    We've done more damage to Nessie then the other way around. We gouged it with boat props twice since 1943. We've rammed it at least once. Nessie may have only caused a death 2 or 3 times. First was in 565 AD with St Colomba present. Then there was the prop gouging at U-Bay which caused a passenger to have a cardiac arrest and die. And MAYBE (according to Peter Costello), a highway A82 road-worker in 1930's received massive trauma from Nessie's tail when he and other road-workers surrounded it on land and Nessie just defended itself before diving back in the Loch. Still trying to re-find that in Pete's book.

    1. mokele monster is not a plessie
      no flippers.
      legs with 3-4 clawed feet.Which it uses to dig out caves to hibernate in during the dry season.
      several good vids on this on you tube.
      they have plaster casts of the footprints and claws.its a sauropod.
      however there may be other animals sharing the river and lake tele.the sonlr showed snake like shapes with girth etc.
      So mokele is not a pleasiasaur as the natives point to sauropod pics not pleasiasaurs.

  10. On several nessie sightings salmon and other large fish have been observed jumping from the water as if frantic to escape a large predator, Rines and Winifred Carey witnessed this.
    If nessie is a predator humans must not be on her menu - by now we would know. Someone by now would be mauled, bitten, dragged away, or simply vanish. Plus such an apparently intelligent creature would not venture too close to humans and aware to avoid people.
    If nessie had a taste for human flesh it would be known.

    If nessie is a plesiosaur he/she would have a tiny brain and be aggressively attacking its prey without concern for being spotted.

    1. if a tourist disappeared how would you know?
      what about an illegal alien?
      a hobo?
      a foreigner visiting lochness,traveling alone,only registered in another city?
      the various monsters in Scotland. had ,at times,man eater reputation.
      i dont believe that is myth.

      read rex gilroy on the hawksbury river monsters.
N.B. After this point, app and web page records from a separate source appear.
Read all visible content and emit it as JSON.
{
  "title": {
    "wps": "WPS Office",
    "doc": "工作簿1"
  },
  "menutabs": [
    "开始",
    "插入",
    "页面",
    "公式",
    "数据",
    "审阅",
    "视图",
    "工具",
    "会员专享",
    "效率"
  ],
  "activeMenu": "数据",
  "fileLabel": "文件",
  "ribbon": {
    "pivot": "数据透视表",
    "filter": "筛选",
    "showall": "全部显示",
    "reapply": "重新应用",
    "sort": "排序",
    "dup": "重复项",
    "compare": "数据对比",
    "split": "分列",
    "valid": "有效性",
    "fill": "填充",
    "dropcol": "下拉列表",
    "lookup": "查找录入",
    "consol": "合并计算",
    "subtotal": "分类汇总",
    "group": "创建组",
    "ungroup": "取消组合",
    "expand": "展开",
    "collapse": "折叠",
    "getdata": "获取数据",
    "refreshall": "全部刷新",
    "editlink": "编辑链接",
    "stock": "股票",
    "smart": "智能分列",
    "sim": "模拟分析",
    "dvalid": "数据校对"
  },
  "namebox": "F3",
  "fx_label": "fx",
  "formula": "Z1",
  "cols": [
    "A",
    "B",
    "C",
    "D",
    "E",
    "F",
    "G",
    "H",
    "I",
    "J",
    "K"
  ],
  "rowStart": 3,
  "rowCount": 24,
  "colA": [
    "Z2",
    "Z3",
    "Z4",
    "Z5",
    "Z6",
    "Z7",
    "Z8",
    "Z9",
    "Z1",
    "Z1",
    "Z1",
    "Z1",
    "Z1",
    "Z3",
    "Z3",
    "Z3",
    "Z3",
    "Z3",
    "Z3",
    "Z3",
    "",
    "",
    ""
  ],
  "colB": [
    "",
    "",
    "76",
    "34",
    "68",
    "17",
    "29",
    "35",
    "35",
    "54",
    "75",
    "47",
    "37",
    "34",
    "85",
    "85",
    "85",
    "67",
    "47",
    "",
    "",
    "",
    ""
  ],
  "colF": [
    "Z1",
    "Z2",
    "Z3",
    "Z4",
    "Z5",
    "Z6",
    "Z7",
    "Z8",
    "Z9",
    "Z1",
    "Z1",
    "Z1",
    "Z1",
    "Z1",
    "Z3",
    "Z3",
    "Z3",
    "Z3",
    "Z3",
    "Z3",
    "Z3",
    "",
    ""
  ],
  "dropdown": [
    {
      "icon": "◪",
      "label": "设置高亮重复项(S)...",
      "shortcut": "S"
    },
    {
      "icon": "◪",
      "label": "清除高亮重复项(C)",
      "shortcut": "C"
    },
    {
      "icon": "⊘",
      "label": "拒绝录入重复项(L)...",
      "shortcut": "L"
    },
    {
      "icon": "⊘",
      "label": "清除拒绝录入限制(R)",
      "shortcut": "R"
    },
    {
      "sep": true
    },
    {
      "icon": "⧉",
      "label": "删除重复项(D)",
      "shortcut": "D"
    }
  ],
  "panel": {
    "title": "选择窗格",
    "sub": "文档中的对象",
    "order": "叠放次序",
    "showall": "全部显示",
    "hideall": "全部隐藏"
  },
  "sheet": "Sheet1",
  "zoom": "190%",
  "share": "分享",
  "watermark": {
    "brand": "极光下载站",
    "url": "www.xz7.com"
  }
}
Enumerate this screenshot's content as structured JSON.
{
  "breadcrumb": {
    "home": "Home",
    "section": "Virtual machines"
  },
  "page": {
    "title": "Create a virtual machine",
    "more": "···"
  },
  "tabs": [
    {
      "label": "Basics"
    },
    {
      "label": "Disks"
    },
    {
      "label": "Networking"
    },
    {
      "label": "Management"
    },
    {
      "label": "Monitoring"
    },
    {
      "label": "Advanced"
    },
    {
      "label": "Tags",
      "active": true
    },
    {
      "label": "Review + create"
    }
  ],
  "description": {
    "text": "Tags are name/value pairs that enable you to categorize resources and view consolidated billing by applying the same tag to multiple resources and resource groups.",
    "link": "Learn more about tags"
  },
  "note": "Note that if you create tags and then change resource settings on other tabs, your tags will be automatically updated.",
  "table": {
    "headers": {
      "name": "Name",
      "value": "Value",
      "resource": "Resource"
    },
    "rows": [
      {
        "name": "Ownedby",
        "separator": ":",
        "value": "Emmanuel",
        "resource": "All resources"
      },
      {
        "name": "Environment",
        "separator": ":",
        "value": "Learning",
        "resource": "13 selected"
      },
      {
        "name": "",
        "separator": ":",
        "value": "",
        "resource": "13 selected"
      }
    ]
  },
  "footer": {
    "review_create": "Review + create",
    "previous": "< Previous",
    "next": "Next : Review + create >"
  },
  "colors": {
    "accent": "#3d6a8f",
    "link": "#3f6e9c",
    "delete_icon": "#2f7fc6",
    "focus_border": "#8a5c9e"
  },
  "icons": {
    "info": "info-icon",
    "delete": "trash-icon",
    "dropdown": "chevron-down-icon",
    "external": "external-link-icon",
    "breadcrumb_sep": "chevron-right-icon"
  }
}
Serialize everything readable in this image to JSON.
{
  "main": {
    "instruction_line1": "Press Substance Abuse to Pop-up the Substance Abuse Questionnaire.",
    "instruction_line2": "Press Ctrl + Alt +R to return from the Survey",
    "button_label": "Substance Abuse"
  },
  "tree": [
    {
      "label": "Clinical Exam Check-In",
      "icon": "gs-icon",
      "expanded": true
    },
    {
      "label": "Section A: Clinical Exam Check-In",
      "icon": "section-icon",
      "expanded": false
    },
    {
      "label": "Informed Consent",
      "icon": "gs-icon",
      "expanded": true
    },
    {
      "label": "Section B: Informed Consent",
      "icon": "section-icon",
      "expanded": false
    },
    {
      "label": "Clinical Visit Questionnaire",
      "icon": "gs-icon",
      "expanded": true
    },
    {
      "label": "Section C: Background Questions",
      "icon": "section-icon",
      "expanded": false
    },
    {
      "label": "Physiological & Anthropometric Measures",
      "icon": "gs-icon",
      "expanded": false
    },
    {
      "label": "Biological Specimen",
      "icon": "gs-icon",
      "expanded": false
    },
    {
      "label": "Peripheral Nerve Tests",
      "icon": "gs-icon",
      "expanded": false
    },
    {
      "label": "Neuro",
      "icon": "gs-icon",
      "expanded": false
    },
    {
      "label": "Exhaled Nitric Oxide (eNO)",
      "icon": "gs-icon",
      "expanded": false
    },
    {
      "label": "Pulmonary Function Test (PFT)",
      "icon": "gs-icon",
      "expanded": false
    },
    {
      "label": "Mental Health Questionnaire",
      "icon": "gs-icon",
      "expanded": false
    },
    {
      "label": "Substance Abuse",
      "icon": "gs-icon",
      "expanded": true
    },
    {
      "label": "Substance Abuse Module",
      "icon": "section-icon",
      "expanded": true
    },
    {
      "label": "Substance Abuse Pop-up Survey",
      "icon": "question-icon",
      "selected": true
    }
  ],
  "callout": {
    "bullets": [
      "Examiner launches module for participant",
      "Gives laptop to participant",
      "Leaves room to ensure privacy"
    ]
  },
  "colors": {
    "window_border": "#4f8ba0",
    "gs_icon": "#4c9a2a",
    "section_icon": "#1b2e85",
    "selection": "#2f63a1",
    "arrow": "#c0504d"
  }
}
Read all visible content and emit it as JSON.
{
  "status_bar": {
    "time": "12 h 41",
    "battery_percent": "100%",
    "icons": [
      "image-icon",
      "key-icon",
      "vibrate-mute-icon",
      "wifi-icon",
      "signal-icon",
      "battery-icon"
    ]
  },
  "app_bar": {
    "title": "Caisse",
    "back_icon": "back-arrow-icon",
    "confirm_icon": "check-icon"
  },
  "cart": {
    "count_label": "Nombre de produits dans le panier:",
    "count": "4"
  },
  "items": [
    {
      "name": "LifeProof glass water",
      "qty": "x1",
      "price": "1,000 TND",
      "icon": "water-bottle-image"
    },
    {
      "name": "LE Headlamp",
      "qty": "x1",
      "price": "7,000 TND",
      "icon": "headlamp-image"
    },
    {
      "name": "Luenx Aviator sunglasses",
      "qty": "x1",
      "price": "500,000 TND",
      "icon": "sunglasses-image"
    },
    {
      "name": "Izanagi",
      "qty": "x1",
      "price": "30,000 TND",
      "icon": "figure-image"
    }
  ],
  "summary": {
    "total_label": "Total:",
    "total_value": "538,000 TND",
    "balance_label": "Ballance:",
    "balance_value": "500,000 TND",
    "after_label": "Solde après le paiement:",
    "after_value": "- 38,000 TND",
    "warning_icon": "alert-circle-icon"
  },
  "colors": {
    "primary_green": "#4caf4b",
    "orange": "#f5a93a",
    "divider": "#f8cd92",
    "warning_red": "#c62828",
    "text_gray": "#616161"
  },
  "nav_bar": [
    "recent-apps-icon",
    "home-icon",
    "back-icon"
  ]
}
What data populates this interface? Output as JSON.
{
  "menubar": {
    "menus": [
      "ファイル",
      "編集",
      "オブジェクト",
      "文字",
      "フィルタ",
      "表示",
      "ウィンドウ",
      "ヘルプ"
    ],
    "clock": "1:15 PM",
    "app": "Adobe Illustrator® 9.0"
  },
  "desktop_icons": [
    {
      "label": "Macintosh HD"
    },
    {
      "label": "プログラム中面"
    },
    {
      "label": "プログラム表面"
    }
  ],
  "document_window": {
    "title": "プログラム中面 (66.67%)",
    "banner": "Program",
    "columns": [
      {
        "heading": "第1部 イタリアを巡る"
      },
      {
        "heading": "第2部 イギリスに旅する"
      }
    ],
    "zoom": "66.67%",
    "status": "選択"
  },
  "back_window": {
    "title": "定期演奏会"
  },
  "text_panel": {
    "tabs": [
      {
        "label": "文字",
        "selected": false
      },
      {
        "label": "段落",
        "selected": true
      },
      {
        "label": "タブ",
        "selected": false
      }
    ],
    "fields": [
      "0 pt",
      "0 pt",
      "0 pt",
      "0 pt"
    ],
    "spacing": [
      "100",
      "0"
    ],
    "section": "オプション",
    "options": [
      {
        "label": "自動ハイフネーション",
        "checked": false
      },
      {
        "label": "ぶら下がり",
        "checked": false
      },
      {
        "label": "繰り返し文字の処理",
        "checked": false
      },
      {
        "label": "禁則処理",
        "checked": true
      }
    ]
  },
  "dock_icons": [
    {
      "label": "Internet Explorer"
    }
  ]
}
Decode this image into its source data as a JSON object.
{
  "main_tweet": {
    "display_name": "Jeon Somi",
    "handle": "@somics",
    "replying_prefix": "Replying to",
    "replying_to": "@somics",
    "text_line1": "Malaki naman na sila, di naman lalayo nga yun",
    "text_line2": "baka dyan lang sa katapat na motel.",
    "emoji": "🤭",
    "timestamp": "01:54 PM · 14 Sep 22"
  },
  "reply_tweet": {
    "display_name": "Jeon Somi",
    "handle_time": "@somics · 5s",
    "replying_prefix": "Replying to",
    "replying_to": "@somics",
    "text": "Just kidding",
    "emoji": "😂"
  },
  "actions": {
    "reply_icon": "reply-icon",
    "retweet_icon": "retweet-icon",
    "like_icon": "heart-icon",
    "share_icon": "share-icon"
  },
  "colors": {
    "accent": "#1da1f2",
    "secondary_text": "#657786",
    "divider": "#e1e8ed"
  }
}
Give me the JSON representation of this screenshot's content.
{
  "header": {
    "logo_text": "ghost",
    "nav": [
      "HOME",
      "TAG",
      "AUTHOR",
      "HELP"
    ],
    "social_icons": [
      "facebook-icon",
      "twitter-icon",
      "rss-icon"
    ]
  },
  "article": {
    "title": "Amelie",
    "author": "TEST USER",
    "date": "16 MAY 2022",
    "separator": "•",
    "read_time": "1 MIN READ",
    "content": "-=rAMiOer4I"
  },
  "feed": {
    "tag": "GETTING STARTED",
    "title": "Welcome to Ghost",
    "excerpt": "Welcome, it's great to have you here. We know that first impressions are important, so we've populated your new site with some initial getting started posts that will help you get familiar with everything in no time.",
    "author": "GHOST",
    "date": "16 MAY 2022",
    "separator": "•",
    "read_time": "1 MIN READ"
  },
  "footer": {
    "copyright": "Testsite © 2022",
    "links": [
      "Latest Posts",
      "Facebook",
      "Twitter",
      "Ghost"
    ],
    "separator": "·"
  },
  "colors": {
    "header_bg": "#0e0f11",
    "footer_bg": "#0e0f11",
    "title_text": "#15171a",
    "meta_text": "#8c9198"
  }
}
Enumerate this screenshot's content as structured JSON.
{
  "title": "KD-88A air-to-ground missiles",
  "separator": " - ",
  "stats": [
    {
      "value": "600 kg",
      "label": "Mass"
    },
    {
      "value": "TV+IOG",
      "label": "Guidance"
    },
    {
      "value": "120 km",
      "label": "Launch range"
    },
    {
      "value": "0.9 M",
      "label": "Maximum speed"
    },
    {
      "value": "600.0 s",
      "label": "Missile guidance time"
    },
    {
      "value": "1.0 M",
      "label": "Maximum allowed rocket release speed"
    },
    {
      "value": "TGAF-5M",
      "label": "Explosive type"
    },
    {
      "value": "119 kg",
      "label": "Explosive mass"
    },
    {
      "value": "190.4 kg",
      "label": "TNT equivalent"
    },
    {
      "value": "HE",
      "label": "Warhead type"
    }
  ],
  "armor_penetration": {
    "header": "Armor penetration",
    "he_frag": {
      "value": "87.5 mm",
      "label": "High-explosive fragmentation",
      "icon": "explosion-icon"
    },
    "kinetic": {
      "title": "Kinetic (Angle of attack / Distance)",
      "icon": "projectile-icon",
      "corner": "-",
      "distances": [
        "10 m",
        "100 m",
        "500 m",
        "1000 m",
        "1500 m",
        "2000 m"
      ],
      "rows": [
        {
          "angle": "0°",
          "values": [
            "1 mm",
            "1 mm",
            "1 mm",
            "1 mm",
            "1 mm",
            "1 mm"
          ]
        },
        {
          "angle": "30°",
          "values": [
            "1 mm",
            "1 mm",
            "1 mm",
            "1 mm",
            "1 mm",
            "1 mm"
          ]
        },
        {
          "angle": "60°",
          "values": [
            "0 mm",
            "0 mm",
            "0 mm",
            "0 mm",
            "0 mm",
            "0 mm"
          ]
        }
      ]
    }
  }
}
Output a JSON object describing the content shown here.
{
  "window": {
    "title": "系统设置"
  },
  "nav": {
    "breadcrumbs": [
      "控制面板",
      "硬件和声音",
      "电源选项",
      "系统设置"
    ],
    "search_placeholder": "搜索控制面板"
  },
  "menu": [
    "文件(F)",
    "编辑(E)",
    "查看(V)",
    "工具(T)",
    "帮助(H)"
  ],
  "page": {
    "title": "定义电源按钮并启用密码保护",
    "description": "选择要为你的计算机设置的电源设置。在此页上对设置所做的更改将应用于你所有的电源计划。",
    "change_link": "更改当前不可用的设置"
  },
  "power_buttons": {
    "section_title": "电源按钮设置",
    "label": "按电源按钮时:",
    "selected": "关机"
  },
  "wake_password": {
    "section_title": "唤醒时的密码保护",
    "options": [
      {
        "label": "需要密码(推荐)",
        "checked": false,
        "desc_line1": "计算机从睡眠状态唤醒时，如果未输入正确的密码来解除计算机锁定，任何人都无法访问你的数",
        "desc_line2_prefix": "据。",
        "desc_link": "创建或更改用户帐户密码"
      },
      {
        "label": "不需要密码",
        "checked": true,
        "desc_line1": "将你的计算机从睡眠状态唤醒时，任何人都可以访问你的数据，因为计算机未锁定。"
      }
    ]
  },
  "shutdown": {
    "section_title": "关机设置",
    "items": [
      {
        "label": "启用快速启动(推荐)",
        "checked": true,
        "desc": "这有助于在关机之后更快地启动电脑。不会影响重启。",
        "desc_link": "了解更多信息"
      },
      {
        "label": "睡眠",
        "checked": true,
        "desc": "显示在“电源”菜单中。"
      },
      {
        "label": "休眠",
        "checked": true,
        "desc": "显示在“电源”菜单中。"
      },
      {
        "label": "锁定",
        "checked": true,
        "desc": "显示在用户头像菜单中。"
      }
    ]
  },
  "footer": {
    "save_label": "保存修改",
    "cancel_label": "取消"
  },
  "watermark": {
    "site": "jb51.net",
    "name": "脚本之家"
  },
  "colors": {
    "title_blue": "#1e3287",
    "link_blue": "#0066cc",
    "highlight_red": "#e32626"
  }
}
      up to 20 people disappear near presque river on lake superior.
      which,randy braun thinks its the lake superior monster,Pressie,which hunted him,and he got a photo.
      these things are amphibian.
      and the stunning work of andrew bennett on ogopogo photos on land!!
      ogo also eats people sometimes.
      henry murdoch
      alan skarbo's son.